╭─ EXERCISE MATERIAL

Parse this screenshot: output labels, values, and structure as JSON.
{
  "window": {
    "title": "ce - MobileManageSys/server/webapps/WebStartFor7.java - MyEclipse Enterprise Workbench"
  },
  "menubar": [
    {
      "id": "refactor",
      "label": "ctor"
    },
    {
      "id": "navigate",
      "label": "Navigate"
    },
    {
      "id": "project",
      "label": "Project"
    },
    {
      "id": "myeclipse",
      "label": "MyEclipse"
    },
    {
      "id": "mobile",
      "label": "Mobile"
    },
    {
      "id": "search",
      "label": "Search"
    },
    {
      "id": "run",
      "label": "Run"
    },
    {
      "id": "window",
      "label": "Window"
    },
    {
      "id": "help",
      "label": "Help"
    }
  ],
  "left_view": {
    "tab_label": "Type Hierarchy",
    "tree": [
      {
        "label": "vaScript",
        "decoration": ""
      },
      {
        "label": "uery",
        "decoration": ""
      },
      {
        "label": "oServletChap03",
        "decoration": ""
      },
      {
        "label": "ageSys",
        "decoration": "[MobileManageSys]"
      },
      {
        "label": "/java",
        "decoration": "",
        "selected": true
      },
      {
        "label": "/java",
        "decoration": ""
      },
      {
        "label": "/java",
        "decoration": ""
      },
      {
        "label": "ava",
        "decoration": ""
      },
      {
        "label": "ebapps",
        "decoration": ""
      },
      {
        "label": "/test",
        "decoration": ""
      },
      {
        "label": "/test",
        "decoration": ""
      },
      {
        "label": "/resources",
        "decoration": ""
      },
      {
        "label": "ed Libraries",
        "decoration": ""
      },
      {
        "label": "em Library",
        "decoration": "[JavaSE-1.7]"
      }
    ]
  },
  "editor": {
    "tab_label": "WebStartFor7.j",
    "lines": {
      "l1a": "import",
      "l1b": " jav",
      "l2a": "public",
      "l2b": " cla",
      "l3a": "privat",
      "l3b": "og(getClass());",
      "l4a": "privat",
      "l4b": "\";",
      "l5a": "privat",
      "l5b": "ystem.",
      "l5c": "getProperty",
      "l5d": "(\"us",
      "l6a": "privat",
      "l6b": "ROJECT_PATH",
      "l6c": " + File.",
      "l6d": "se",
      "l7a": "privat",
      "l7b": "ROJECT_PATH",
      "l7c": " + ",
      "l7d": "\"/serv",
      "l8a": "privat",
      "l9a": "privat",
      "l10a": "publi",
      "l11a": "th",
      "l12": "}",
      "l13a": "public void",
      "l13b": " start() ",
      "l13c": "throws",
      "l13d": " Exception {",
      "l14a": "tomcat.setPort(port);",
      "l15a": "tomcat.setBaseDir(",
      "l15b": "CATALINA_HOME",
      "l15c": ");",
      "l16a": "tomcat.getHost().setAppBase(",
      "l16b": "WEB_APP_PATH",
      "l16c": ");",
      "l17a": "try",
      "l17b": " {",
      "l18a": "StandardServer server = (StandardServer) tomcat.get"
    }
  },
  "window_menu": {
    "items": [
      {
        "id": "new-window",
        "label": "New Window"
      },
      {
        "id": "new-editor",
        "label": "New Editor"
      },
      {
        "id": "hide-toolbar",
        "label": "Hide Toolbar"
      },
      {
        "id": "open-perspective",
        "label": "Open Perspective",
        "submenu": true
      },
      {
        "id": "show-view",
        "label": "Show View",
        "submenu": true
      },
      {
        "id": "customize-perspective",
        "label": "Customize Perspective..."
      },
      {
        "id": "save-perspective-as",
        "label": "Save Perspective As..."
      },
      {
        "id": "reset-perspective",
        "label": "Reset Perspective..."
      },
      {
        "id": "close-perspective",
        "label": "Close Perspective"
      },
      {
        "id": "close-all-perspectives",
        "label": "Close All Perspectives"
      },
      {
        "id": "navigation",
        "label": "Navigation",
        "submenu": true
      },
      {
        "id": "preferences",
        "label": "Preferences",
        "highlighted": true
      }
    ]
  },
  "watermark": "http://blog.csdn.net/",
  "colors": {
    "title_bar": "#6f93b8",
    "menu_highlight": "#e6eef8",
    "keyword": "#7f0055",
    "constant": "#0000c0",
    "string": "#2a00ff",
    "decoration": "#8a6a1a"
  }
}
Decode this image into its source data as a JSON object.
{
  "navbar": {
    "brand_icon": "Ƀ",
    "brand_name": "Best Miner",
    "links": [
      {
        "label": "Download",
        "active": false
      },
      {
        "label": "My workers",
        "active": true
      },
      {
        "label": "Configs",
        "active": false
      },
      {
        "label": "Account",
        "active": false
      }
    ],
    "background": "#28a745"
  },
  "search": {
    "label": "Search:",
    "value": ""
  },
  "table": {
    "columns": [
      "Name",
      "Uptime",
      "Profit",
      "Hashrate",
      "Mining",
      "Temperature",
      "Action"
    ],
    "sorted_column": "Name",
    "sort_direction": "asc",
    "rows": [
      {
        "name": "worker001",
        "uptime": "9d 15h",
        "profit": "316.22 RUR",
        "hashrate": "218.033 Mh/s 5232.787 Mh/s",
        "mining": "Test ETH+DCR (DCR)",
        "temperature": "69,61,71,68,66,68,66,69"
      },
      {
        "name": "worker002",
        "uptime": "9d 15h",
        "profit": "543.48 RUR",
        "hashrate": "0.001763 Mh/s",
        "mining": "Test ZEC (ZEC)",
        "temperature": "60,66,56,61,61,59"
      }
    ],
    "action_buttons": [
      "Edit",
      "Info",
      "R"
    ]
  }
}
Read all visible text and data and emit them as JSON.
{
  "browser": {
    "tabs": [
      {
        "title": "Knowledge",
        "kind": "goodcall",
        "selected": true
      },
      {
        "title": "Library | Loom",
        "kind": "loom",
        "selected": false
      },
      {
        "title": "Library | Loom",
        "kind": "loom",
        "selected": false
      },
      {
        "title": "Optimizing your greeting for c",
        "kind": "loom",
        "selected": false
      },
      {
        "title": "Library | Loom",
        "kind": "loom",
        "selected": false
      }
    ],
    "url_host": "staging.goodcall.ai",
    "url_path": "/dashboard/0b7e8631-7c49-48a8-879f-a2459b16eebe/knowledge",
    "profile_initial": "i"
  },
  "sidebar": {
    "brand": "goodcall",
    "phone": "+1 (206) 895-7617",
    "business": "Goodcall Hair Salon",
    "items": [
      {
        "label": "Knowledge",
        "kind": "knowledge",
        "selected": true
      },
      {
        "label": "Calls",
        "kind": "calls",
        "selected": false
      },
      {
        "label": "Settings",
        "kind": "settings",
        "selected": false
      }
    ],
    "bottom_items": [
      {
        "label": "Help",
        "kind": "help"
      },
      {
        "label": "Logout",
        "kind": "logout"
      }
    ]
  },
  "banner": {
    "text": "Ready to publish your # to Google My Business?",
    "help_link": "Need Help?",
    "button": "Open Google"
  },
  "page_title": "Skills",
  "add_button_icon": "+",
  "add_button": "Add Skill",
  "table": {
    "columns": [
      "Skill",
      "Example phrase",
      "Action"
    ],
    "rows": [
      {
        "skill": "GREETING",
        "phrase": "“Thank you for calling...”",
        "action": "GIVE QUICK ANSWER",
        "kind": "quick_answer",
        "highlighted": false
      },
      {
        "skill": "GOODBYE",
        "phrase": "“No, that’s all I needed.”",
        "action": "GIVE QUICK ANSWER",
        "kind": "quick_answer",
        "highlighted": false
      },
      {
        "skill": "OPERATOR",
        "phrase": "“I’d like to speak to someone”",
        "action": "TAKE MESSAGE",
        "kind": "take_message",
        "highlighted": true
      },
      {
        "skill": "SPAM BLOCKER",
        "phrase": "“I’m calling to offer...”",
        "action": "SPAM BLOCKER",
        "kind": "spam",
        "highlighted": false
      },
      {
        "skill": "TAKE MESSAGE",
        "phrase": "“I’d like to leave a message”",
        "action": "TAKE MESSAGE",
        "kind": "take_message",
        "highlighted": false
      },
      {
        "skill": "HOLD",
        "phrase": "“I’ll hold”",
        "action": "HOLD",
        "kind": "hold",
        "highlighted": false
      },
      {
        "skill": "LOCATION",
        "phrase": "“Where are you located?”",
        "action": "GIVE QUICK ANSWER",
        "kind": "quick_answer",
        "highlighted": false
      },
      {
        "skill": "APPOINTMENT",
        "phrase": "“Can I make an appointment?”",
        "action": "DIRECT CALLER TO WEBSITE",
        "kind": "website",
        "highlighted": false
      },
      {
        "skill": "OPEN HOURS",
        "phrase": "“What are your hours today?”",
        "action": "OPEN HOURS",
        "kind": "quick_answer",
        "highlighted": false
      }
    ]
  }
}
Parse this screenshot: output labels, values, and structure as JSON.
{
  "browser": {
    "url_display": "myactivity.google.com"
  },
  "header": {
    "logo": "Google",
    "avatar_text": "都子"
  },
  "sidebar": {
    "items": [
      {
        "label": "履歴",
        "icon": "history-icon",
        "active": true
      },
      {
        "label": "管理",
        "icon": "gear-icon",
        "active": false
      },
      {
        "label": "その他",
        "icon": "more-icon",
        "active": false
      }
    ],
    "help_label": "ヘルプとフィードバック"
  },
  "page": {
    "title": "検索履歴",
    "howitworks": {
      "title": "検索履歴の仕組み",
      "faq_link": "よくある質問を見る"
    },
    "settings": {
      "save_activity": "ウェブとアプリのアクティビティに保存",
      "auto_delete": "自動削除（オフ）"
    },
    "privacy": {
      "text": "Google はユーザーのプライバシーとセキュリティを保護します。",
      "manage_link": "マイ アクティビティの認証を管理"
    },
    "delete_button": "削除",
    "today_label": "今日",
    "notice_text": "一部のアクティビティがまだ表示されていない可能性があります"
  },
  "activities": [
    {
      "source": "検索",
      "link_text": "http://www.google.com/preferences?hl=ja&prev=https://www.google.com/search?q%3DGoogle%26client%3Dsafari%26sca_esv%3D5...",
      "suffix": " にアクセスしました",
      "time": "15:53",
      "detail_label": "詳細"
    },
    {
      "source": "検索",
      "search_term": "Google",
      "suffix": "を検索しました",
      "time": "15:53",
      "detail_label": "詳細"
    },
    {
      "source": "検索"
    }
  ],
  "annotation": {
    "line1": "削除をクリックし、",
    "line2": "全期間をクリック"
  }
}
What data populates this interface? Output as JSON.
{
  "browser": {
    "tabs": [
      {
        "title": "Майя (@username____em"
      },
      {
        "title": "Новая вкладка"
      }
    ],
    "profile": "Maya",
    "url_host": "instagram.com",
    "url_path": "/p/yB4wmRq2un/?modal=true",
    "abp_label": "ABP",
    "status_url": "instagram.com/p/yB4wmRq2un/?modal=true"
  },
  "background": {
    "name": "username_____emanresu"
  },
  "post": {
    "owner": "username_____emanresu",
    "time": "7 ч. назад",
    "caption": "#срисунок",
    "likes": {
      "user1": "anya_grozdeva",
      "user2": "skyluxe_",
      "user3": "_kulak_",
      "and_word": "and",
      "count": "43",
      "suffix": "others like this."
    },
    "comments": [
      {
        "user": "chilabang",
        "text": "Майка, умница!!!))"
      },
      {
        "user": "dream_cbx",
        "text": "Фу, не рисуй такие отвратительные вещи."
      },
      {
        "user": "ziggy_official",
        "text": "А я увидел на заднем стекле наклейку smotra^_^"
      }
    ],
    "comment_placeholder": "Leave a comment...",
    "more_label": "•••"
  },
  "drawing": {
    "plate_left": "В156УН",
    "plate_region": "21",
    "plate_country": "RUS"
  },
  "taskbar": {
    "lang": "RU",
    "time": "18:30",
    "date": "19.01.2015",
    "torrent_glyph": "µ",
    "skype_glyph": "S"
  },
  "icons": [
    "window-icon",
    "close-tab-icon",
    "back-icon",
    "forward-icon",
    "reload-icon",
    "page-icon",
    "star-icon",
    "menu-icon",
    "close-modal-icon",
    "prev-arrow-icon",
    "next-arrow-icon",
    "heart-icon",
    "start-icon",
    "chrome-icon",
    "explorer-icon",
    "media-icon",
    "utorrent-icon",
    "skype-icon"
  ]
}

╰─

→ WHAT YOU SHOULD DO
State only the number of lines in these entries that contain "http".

→ TASK SOLUTION
2